▶ **Provided records**:
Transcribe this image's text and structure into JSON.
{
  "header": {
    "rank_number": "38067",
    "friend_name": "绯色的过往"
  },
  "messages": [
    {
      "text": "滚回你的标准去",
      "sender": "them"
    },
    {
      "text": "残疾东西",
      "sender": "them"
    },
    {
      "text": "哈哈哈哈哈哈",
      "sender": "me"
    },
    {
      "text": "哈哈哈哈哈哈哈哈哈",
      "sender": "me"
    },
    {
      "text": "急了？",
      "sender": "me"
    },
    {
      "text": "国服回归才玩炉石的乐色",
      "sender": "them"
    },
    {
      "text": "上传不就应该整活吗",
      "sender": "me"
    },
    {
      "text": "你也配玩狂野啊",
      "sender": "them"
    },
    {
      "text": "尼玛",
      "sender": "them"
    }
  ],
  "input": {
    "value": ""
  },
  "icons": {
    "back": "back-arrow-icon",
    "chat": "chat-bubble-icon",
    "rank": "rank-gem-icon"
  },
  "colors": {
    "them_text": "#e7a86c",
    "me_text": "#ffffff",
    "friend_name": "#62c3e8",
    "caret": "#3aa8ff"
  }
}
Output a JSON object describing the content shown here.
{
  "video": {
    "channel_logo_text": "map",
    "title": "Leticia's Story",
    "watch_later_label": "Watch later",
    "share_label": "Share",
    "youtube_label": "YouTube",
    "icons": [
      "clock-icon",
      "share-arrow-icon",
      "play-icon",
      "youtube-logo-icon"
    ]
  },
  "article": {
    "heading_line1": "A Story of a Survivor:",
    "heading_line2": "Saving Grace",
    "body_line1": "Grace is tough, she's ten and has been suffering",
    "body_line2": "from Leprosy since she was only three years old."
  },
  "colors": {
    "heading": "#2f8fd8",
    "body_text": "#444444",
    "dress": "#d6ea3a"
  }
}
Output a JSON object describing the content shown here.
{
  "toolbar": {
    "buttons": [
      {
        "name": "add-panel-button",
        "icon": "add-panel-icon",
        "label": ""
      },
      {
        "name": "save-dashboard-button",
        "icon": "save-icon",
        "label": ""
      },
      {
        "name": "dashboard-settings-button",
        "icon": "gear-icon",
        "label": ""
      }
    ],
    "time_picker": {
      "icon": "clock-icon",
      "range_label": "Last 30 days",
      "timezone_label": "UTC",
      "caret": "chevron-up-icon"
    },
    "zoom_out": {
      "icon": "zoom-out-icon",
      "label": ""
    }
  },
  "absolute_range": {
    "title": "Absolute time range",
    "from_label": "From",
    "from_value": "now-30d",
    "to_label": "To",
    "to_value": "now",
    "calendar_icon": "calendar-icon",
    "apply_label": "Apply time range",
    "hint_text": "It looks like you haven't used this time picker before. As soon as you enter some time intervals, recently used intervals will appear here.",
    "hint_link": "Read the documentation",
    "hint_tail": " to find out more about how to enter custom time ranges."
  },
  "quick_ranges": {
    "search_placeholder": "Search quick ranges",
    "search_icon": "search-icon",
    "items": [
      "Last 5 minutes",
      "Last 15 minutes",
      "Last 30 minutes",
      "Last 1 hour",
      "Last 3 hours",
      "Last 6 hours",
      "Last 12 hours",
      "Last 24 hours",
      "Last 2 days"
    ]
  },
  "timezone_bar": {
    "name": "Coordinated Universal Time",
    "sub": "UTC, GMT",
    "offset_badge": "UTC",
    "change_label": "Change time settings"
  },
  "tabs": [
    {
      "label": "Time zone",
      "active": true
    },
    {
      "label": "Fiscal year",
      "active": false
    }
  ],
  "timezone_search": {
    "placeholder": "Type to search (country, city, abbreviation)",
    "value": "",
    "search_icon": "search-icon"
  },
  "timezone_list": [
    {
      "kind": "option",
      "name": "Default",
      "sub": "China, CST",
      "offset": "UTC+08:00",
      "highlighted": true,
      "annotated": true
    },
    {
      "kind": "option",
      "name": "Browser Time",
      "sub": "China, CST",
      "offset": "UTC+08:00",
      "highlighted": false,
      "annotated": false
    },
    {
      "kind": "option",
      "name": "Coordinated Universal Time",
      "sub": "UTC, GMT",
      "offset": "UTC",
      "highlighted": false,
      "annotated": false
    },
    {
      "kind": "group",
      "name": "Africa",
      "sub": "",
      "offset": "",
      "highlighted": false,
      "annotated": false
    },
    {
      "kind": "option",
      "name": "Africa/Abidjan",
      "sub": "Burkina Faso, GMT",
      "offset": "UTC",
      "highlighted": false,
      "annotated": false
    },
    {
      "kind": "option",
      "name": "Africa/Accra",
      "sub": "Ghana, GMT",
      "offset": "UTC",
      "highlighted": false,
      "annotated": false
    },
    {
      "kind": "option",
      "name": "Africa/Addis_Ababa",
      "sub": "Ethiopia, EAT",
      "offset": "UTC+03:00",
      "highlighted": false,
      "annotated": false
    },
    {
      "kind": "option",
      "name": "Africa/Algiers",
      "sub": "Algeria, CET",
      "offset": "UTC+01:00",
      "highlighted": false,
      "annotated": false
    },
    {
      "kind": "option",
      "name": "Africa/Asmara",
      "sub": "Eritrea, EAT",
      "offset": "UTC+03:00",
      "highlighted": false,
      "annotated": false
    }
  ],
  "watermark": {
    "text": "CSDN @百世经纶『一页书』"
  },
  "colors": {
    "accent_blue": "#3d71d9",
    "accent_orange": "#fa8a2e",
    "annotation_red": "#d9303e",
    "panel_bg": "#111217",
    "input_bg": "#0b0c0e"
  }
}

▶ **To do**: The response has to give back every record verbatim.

▶ **Solution for this exercise**:
Transcribe this image's text and structure into JSON.
{
  "header": {
    "rank_number": "38067",
    "friend_name": "绯色的过往"
  },
  "messages": [
    {
      "text": "滚回你的标准去",
      "sender": "them"
    },
    {
      "text": "残疾东西",
      "sender": "them"
    },
    {
      "text": "哈哈哈哈哈哈",
      "sender": "me"
    },
    {
      "text": "哈哈哈哈哈哈哈哈哈",
      "sender": "me"
    },
    {
      "text": "急了？",
      "sender": "me"
    },
    {
      "text": "国服回归才玩炉石的乐色",
      "sender": "them"
    },
    {
      "text": "上传不就应该整活吗",
      "sender": "me"
    },
    {
      "text": "你也配玩狂野啊",
      "sender": "them"
    },
    {
      "text": "尼玛",
      "sender": "them"
    }
  ],
  "input": {
    "value": ""
  },
  "icons": {
    "back": "back-arrow-icon",
    "chat": "chat-bubble-icon",
    "rank": "rank-gem-icon"
  },
  "colors": {
    "them_text": "#e7a86c",
    "me_text": "#ffffff",
    "friend_name": "#62c3e8",
    "caret": "#3aa8ff"
  }
}
Output a JSON object describing the content shown here.
{
  "video": {
    "channel_logo_text": "map",
    "title": "Leticia's Story",
    "watch_later_label": "Watch later",
    "share_label": "Share",
    "youtube_label": "YouTube",
    "icons": [
      "clock-icon",
      "share-arrow-icon",
      "play-icon",
      "youtube-logo-icon"
    ]
  },
  "article": {
    "heading_line1": "A Story of a Survivor:",
    "heading_line2": "Saving Grace",
    "body_line1": "Grace is tough, she's ten and has been suffering",
    "body_line2": "from Leprosy since she was only three years old."
  },
  "colors": {
    "heading": "#2f8fd8",
    "body_text": "#444444",
    "dress": "#d6ea3a"
  }
}
Output a JSON object describing the content shown here.
{
  "toolbar": {
    "buttons": [
      {
        "name": "add-panel-button",
        "icon": "add-panel-icon",
        "label": ""
      },
      {
        "name": "save-dashboard-button",
        "icon": "save-icon",
        "label": ""
      },
      {
        "name": "dashboard-settings-button",
        "icon": "gear-icon",
        "label": ""
      }
    ],
    "time_picker": {
      "icon": "clock-icon",
      "range_label": "Last 30 days",
      "timezone_label": "UTC",
      "caret": "chevron-up-icon"
    },
    "zoom_out": {
      "icon": "zoom-out-icon",
      "label": ""
    }
  },
  "absolute_range": {
    "title": "Absolute time range",
    "from_label": "From",
    "from_value": "now-30d",
    "to_label": "To",
    "to_value": "now",
    "calendar_icon": "calendar-icon",
    "apply_label": "Apply time range",
    "hint_text": "It looks like you haven't used this time picker before. As soon as you enter some time intervals, recently used intervals will appear here.",
    "hint_link": "Read the documentation",
    "hint_tail": " to find out more about how to enter custom time ranges."
  },
  "quick_ranges": {
    "search_placeholder": "Search quick ranges",
    "search_icon": "search-icon",
    "items": [
      "Last 5 minutes",
      "Last 15 minutes",
      "Last 30 minutes",
      "Last 1 hour",
      "Last 3 hours",
      "Last 6 hours",
      "Last 12 hours",
      "Last 24 hours",
      "Last 2 days"
    ]
  },
  "timezone_bar": {
    "name": "Coordinated Universal Time",
    "sub": "UTC, GMT",
    "offset_badge": "UTC",
    "change_label": "Change time settings"
  },
  "tabs": [
    {
      "label": "Time zone",
      "active": true
    },
    {
      "label": "Fiscal year",
      "active": false
    }
  ],
  "timezone_search": {
    "placeholder": "Type to search (country, city, abbreviation)",
    "value": "",
    "search_icon": "search-icon"
  },
  "timezone_list": [
    {
      "kind": "option",
      "name": "Default",
      "sub": "China, CST",
      "offset": "UTC+08:00",
      "highlighted": true,
      "annotated": true
    },
    {
      "kind": "option",
      "name": "Browser Time",
      "sub": "China, CST",
      "offset": "UTC+08:00",
      "highlighted": false,
      "annotated": false
    },
    {
      "kind": "option",
      "name": "Coordinated Universal Time",
      "sub": "UTC, GMT",
      "offset": "UTC",
      "highlighted": false,
      "annotated": false
    },
    {
      "kind": "group",
      "name": "Africa",
      "sub": "",
      "offset": "",
      "highlighted": false,
      "annotated": false
    },
    {
      "kind": "option",
      "name": "Africa/Abidjan",
      "sub": "Burkina Faso, GMT",
      "offset": "UTC",
      "highlighted": false,
      "annotated": false
    },
    {
      "kind": "option",
      "name": "Africa/Accra",
      "sub": "Ghana, GMT",
      "offset": "UTC",
      "highlighted": false,
      "annotated": false
    },
    {
      "kind": "option",
      "name": "Africa/Addis_Ababa",
      "sub": "Ethiopia, EAT",
      "offset": "UTC+03:00",
      "highlighted": false,
      "annotated": false
    },
    {
      "kind": "option",
      "name": "Africa/Algiers",
      "sub": "Algeria, CET",
      "offset": "UTC+01:00",
      "highlighted": false,
      "annotated": false
    },
    {
      "kind": "option",
      "name": "Africa/Asmara",
      "sub": "Eritrea, EAT",
      "offset": "UTC+03:00",
      "highlighted": false,
      "annotated": false
    }
  ],
  "watermark": {
    "text": "CSDN @百世经纶『一页书』"
  },
  "colors": {
    "accent_blue": "#3d71d9",
    "accent_orange": "#fa8a2e",
    "annotation_red": "#d9303e",
    "panel_bg": "#111217",
    "input_bg": "#0b0c0e"
  }
}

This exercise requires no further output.